At least 60 women have publicly accused Cosby of rape, sexual assault or sexual harassment between the 1960s and 2000s. The statutes of limitation have expired for most of their cases, preventing the accusers from seeking criminal charges. But criminal charges were filed against Cosby in the Constand case just before the expiration of Pennsylvania’s statute of limitations.
Legal experts say much of the case rests on the credibility of Cosby’s main accuser. Constand, a former professional basketball player, who testified at the first trial as she fought back tears, how her vision blurred after Bill Cosby gave her pills.
“I told Mr. Cosby that I had trouble seeing him,” she told jurors. “I could see two of him.” Under cross-examination, Constand struggled to explain inconsistencies in her statements to investigators — including the date of the alleged assault and whether she maintained contact with Cosby.
Andrea Constand’s mother proved to be a formidable witness at the first trial, offering testimony about a call she secretly recorded with Cosby and about other conversations with the man she believes sexually assaulted her daughter. She told jurors that Cosby told her in a call she did not record that “he was sorry for what he did.”
The past accusers
Prosecutors have said they will call five women who have alleged they were sexually assaulted by Cosby between 1982 and the mid-1990s. The known accuser is Janice Dickinson, a former supermodel who has made frequent and often emotional television appearances to lay out her claim that Cosby drugged and sexually assaulted her at a Lake Tahoe hotel. Dickinson says Cosby gave her a blue pill that immobilized her arms and legs and left her unconscious, and that she awoke with a “sharp pain in her buttocks.”
Dickinson’s attorney, Lisa Bloom, confirmed the former model is “ready, willing and able to testify truthfully about her experience.”
Another accuser, Janice Baker-Kinney, was a bartender at Harrah’s Reno.

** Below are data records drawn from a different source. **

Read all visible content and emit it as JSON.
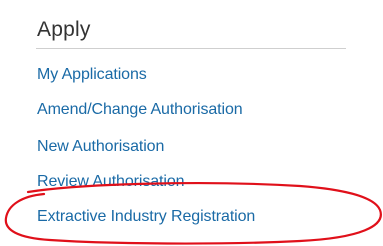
{
  "section": {
    "heading": "Apply"
  },
  "nav": {
    "items": [
      {
        "label": "My Applications"
      },
      {
        "label": "Amend/Change Authorisation"
      },
      {
        "label": "New Authorisation"
      },
      {
        "label": "Review Authorisation"
      },
      {
        "label": "Extractive Industry Registration",
        "highlighted": true
      }
    ]
  },
  "colors": {
    "link": "#1a6aa6",
    "heading": "#333333",
    "annotation": "#e0101a"
  }
}
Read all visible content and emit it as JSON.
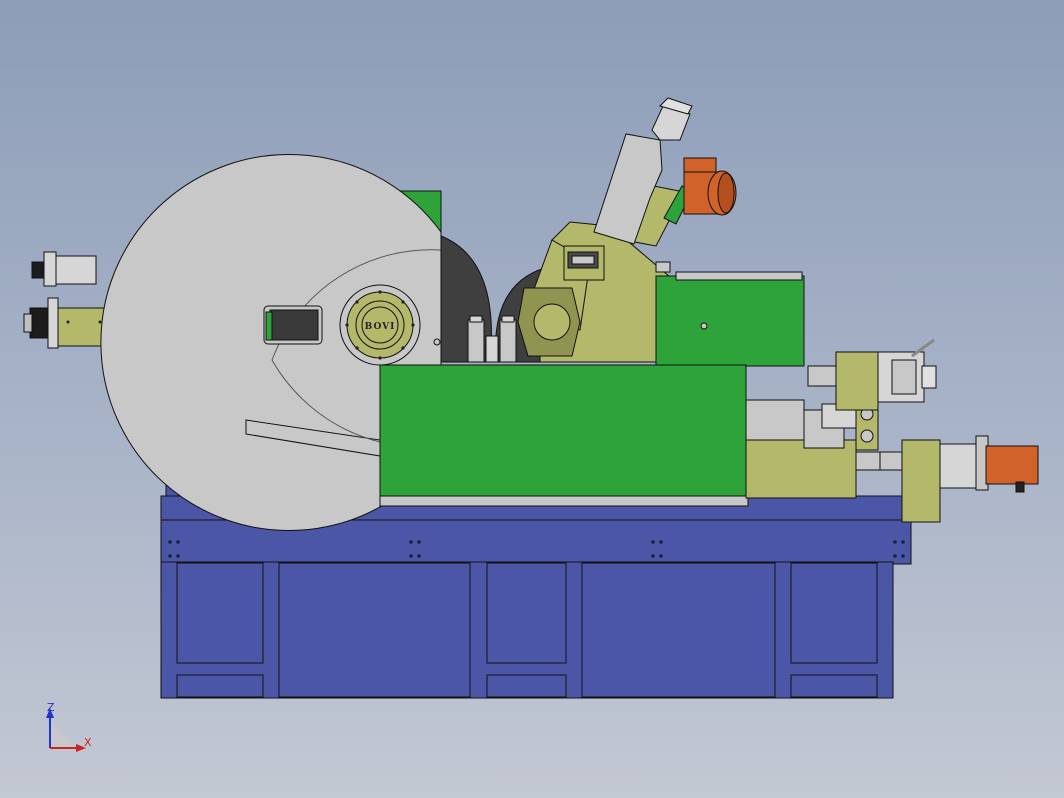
{
  "viewport": {
    "background_top": "#8d9db8",
    "background_bottom": "#c3c8d3"
  },
  "colors": {
    "base": "#4b56a6",
    "base_edge": "#1d2460",
    "frame_green": "#2ea33a",
    "olive": "#b4b86a",
    "olive_dark": "#8f9450",
    "wheel_grey": "#c8c8c8",
    "dark_wheel": "#3f3f3f",
    "motor_orange": "#d0622a",
    "steel": "#d6d6d6",
    "line": "#111111"
  },
  "wheel_logo": {
    "text": "BOVI",
    "icon": "grinding-wheel-logo-icon"
  },
  "triad": {
    "z_label": "Z",
    "x_label": "X",
    "z_color": "#2233cc",
    "x_color": "#cc2222"
  }
}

She says she became “fuzzy” and “woozy” after taking two pills at a house in Reno where Cosby had lured her with promises of a party that never materialized. Heidi Thomas, a model who also is slated to testify, says she, too, was drugged and assaulted by Cosby in Reno.
Two other witnesses joining them will be Chelan Lasha and Lise-Lotte Lublin. They both say they were drugged and sexually assaulted by Cosby in his suite at a Las Vegas hotel in the mid- to late 1980s. Lasha says she believes Cosby slipped a drug into a glass of Amaretto he gave her. Lublin says Cosby gave her two drinks, saying they would help “relax” her.

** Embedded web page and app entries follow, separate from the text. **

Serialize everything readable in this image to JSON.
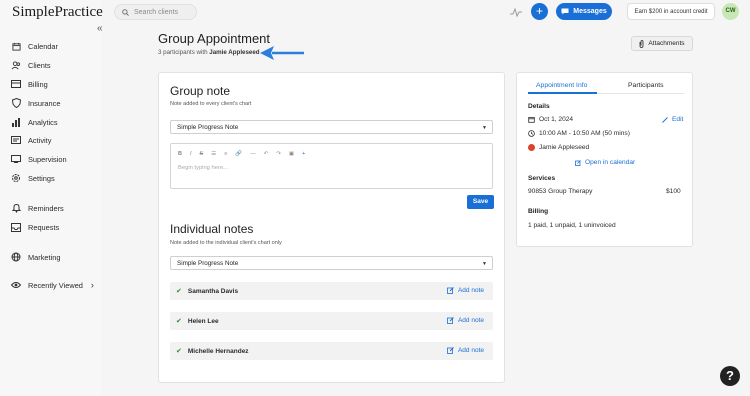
{
  "app": {
    "logo": "SimplePractice",
    "collapse_icon": "double-chevron-left-icon"
  },
  "sidebar": {
    "items": [
      {
        "label": "Calendar",
        "icon": "calendar-icon"
      },
      {
        "label": "Clients",
        "icon": "clients-icon"
      },
      {
        "label": "Billing",
        "icon": "billing-icon"
      },
      {
        "label": "Insurance",
        "icon": "shield-icon"
      },
      {
        "label": "Analytics",
        "icon": "analytics-icon"
      },
      {
        "label": "Activity",
        "icon": "activity-icon"
      },
      {
        "label": "Supervision",
        "icon": "supervision-icon"
      },
      {
        "label": "Settings",
        "icon": "gear-icon"
      },
      {
        "label": "Reminders",
        "icon": "bell-icon"
      },
      {
        "label": "Requests",
        "icon": "inbox-icon"
      },
      {
        "label": "Marketing",
        "icon": "globe-icon"
      },
      {
        "label": "Recently Viewed",
        "icon": "eye-icon"
      }
    ]
  },
  "topbar": {
    "search_placeholder": "Search clients",
    "plus_label": "+",
    "messages_label": "Messages",
    "earn_label": "Earn $200 in account credit",
    "avatar_initials": "CW"
  },
  "header": {
    "title": "Group Appointment",
    "subtitle_prefix": "3 participants with",
    "subtitle_client": "Jamie Appleseed",
    "attachments_label": "Attachments"
  },
  "group_note": {
    "title": "Group note",
    "subtitle": "Note added to every client's chart",
    "template": "Simple Progress Note",
    "placeholder": "Begin typing here...",
    "save_label": "Save",
    "toolbar": [
      "B",
      "I",
      "S",
      "☰",
      "≡",
      "🔗",
      "—",
      "↶",
      "↷",
      "▣",
      "+"
    ]
  },
  "individual_notes": {
    "title": "Individual notes",
    "subtitle": "Note added to the individual client's chart only",
    "template": "Simple Progress Note",
    "add_label": "Add note",
    "clients": [
      "Samantha Davis",
      "Helen Lee",
      "Michelle Hernandez"
    ]
  },
  "info_panel": {
    "tabs": [
      "Appointment Info",
      "Participants"
    ],
    "details_label": "Details",
    "date": "Oct 1, 2024",
    "edit_label": "Edit",
    "time": "10:00 AM - 10:50 AM (50 mins)",
    "client": "Jamie Appleseed",
    "calendar_link": "Open in calendar",
    "services_label": "Services",
    "service_name": "90853 Group Therapy",
    "service_price": "$100",
    "billing_label": "Billing",
    "billing_status": "1 paid, 1 unpaid, 1 uninvoiced"
  },
  "help_label": "?",
  "colors": {
    "accent": "#1a6fd6",
    "check": "#2e8b3e",
    "client_dot": "#d8452e"
  }
}
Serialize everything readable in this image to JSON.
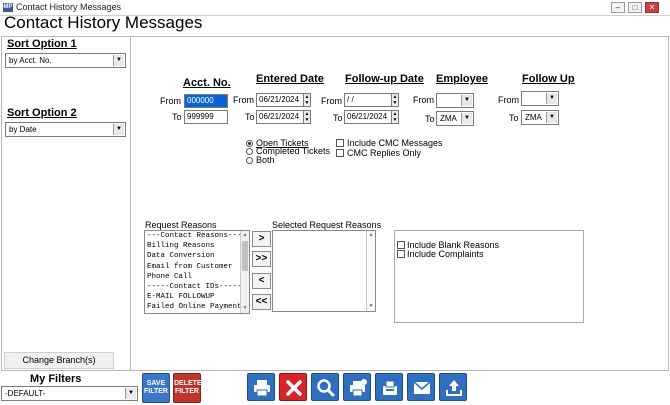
{
  "window": {
    "title": "Contact History Messages",
    "app_icon": "MP"
  },
  "page_title": "Contact History Messages",
  "left": {
    "sort1": {
      "label": "Sort Option 1",
      "value": "by Acct. No."
    },
    "sort2": {
      "label": "Sort Option 2",
      "value": "by Date"
    },
    "change_branch": "Change Branch(s)"
  },
  "criteria": {
    "acct_header": "Acct. No.",
    "entered_header": "Entered Date",
    "followup_date_header": "Follow-up Date",
    "employee_header": "Employee",
    "followup_header": "Follow Up",
    "from_label": "From",
    "to_label": "To",
    "acct_from": "000000",
    "acct_to": "999999",
    "entered_from": "06/21/2024",
    "entered_to": "06/21/2024",
    "followup_from": " / /",
    "followup_to": "06/21/2024",
    "employee_from": "",
    "employee_to": "ZMA",
    "followup_from_val": "",
    "followup_to_val": "ZMA"
  },
  "tickets": {
    "open": "Open Tickets",
    "completed": "Completed Tickets",
    "both": "Both",
    "selected": "open"
  },
  "options": {
    "include_cmc": "Include CMC Messages",
    "cmc_replies": "CMC Replies Only",
    "include_blank": "Include Blank Reasons",
    "include_complaints": "Include Complaints"
  },
  "reasons": {
    "label": "Request Reasons",
    "selected_label": "Selected Request Reasons",
    "items": [
      "---Contact Reasons---",
      "Billing Reasons",
      "Data Conversion",
      "Email from Customer",
      "Phone Call",
      "-----Contact IDs-----",
      "E-MAIL FOLLOWUP",
      "Failed Online Payment"
    ],
    "btn_add": ">",
    "btn_add_all": ">>",
    "btn_remove": "<",
    "btn_remove_all": "<<"
  },
  "filters": {
    "label": "My Filters",
    "value": "-DEFAULT-",
    "save_label": "SAVE FILTER",
    "delete_label": "DELETE FILTER"
  },
  "colors": {
    "accent": "#2f6fbd",
    "save": "#3b78c8",
    "delete": "#c0342c",
    "close": "#d8252b"
  }
}
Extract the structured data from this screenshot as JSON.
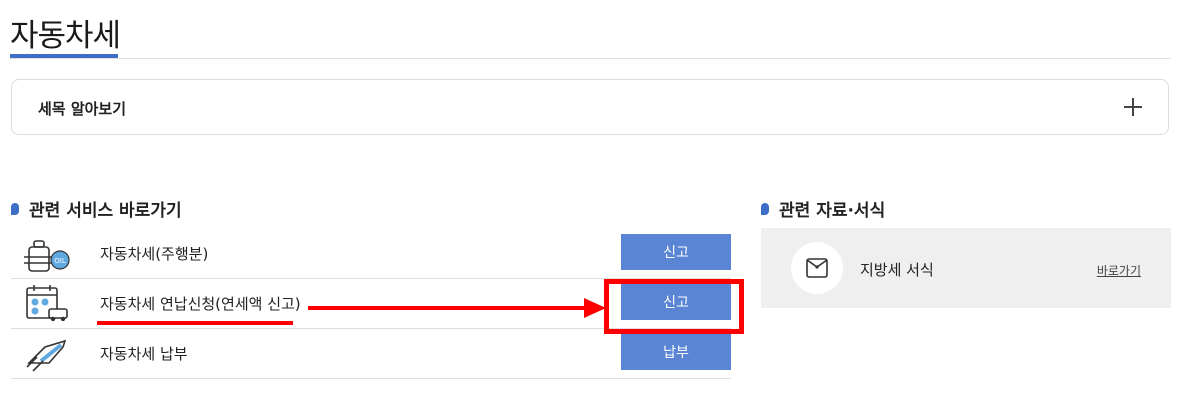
{
  "page": {
    "title": "자동차세"
  },
  "tax_info": {
    "label": "세목 알아보기",
    "expand_icon": "plus-icon"
  },
  "services": {
    "heading": "관련 서비스 바로가기",
    "items": [
      {
        "label": "자동차세(주행분)",
        "button": "신고",
        "icon": "fuel-tank-oil-icon"
      },
      {
        "label": "자동차세 연납신청(연세액 신고)",
        "button": "신고",
        "icon": "calendar-car-icon"
      },
      {
        "label": "자동차세 납부",
        "button": "납부",
        "icon": "card-payment-icon"
      }
    ]
  },
  "documents": {
    "heading": "관련 자료·서식",
    "item": {
      "label": "지방세 서식",
      "link": "바로가기",
      "icon": "envelope-icon"
    }
  },
  "colors": {
    "accent": "#3d6fc9",
    "button": "#5a85d4",
    "annotation": "#ff0000",
    "panel": "#efefef"
  }
}
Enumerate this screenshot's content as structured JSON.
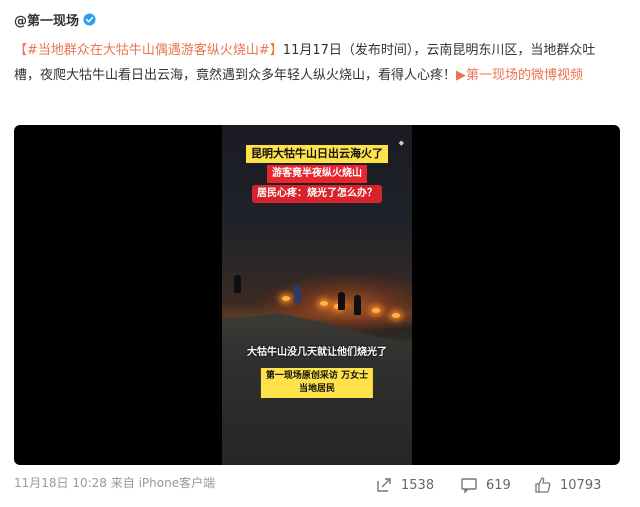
{
  "author": {
    "name": "@第一现场",
    "verified_icon": "verified-badge-icon"
  },
  "post": {
    "hashtag": "【#当地群众在大牯牛山偶遇游客纵火烧山#】",
    "body": "11月17日（发布时间），云南昆明东川区，当地群众吐槽，夜爬大牯牛山看日出云海，竟然遇到众多年轻人纵火烧山，看得人心疼！",
    "video_link": "第一现场的微博视频"
  },
  "video": {
    "caption_top": "昆明大牯牛山日出云海火了",
    "caption_red": "游客竟半夜纵火烧山",
    "caption_question": "居民心疼：烧光了怎么办？",
    "subtitle": "大牯牛山没几天就让他们烧光了",
    "interview_line1": "第一现场原创采访 万女士",
    "interview_line2": "当地居民"
  },
  "footer": {
    "time_source": "11月18日 10:28 来自 iPhone客户端",
    "repost_count": "1538",
    "comment_count": "619",
    "like_count": "10793"
  },
  "colors": {
    "link": "#eb7350",
    "text": "#333333",
    "muted": "#999999"
  }
}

Prosecutors have signaled that they do not plan to call Kelley Johnson, the one previous accuser who was allowed to testify at Cosby’s first trial. Johnson sobbed on the witness stand while recounting her allegation that Cosby drugged and sexually assaulted her at a Los Angeles hotel.
The strongest evidence against Cosby

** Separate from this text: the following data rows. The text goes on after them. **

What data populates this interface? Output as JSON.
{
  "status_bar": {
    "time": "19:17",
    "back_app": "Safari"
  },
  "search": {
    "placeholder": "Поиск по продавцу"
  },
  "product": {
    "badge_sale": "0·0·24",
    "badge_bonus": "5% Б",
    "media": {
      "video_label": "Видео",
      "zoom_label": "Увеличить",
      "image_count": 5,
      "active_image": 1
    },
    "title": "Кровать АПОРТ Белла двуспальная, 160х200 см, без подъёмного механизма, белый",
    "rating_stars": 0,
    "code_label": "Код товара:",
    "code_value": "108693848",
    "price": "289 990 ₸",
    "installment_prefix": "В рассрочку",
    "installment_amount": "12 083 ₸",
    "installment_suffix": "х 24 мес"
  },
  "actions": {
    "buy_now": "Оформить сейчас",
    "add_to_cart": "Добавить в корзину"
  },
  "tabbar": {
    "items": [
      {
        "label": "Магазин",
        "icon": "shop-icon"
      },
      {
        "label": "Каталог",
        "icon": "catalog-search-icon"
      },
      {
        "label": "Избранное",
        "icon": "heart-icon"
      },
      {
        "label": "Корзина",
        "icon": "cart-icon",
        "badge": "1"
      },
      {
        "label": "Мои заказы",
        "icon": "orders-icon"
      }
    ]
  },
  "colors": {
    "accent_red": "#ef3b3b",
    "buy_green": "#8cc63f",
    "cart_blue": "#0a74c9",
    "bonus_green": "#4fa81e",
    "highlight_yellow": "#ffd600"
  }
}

Cosby gave extraordinary testimony in 2005 and 2006 during a lawsuit filed against him by Constand. (The case was eventually settled for an undisclosed amount.) Over the course of four days of questioning, Cosby admitted to acquiring quaaludes, a powerful sedative that was once a popular recreational drug, to give to women with whom he wanted to have sex in the 1970s. Cosby also testified about his sexual contact with Constand but characterized it as consensual. In the deposition, Cosby acknowledged giving pills to Constand but said they were the over-the-counter allergy medication Benadryl.
Weaknesses of the prosecution case
There appears to be no physical evidence to support Constand’s allegations. She was not examined by a doctor after the alleged incident. She did not contact police until a year later, and there are several inconsistencies in her statements to investigators that could be used to undercut her credibility. Though the criminal case was filed just before the expiration of Pennsylvania’s statute of limitations, it will be going to trial more than 14 years after the alleged incident.